While you do indeed move with virtual D-pad on the left-hand side of the screen, shooting is a hugely simplified affair. All you have to do is press a virtual 'shoot' button and Stogie will automatically target the nearest enemy.

This proves to be both overly simplistic and irritating, at least initially. When you're surrounded by baddies it can be a bit of a lottery which one you'll be targeting, which takes a lot of the skill out of an already simplistic game.

Pyramid scheme

Soon you'll realise that Crazy Raider doesn't want you to be particularly deft or skilful. It wants to work you up into a frenzy of mindless action.

The goal here is not to shoot everything that moves - it's to collect as many diamonds and coins as possible. It just so happens that downed enemies are the most reliable source of said currencies.

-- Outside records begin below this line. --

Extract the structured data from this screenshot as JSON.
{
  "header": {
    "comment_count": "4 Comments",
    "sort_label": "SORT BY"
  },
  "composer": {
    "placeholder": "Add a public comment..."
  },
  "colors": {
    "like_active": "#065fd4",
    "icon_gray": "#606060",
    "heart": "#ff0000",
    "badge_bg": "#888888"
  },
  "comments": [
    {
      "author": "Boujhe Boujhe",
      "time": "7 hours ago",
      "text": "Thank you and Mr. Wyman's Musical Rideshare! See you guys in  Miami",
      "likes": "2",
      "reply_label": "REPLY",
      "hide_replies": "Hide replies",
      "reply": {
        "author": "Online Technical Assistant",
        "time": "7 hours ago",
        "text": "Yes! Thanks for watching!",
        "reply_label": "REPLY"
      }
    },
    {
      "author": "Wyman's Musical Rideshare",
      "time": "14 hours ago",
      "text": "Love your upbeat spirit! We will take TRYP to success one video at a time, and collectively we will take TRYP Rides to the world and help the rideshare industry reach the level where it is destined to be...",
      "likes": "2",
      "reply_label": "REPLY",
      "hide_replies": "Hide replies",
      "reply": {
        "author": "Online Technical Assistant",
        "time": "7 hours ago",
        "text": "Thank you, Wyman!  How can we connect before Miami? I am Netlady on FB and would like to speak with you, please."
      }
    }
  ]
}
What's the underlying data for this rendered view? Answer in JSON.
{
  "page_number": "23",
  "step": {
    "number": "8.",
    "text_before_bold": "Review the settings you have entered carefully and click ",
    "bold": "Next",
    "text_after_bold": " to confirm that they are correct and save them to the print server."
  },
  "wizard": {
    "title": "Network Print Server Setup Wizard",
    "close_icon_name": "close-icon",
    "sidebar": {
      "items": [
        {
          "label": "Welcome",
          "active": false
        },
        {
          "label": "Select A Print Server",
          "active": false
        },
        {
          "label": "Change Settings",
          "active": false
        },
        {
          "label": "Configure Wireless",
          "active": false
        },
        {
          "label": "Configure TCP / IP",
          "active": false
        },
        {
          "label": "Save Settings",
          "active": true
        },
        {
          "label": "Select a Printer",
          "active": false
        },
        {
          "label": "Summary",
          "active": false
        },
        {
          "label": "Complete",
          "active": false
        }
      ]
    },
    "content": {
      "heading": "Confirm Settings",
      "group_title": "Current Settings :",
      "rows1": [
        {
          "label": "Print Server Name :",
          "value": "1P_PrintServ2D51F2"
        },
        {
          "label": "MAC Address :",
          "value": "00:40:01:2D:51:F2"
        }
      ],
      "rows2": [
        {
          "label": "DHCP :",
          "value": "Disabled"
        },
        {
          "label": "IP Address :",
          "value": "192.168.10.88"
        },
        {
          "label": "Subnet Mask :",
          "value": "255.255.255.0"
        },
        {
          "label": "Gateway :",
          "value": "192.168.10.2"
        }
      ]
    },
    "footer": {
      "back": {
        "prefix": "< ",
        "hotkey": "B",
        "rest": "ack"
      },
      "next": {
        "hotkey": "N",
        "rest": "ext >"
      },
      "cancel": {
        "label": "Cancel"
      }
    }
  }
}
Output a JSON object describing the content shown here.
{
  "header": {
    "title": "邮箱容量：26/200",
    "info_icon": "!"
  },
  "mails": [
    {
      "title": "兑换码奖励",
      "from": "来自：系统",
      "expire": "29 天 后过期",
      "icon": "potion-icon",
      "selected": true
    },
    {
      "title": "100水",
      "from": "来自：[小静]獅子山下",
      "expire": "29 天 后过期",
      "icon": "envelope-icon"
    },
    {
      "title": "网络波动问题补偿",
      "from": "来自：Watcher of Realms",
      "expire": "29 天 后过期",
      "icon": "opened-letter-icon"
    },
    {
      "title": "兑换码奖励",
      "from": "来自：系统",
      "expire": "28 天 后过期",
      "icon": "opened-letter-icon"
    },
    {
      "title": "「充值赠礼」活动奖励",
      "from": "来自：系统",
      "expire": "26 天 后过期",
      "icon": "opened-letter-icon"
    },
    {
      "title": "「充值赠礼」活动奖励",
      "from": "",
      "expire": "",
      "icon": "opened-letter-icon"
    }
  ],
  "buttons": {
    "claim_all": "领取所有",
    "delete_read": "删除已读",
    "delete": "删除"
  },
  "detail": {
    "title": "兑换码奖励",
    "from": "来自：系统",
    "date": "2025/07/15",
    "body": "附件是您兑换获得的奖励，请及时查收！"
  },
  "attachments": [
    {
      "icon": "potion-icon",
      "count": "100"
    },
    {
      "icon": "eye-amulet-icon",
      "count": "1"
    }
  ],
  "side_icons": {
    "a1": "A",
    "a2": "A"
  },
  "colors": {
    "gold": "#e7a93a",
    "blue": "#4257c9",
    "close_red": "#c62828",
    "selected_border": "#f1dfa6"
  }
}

There's something quite compelling about chasing after glowing objects. This attraction is bolstered by the fact that collecting three gold or purple diamonds gets you a big fat combo bonus.

At the end of the stage you can purchase one of three enhancements to your gun, but again the goal here isn't to make shooting things more fun - it's to make collecting stuff quicker and more efficient.

Primitive artifact

While you'll come to appreciate Crazy Raider's subtle shift in the arena shooter formula, it's still an incredibly simplistic game.

There are no levels to work through, just a single arena which you return to time and time again, striving to best your highscore. However fun you find the core game, this grows boring fairly quickly.

Ultimately, we can't help but feel that Crazy Raider would have benefited from more. More control complexity, more levels, more variety. Maybe it's time for another reinvention.

Crazy Raider

An enjoyably frantic arcade collect-'em-up, Crazy Raider is just too slight an experience with too simple a combat system to warrant prolonged play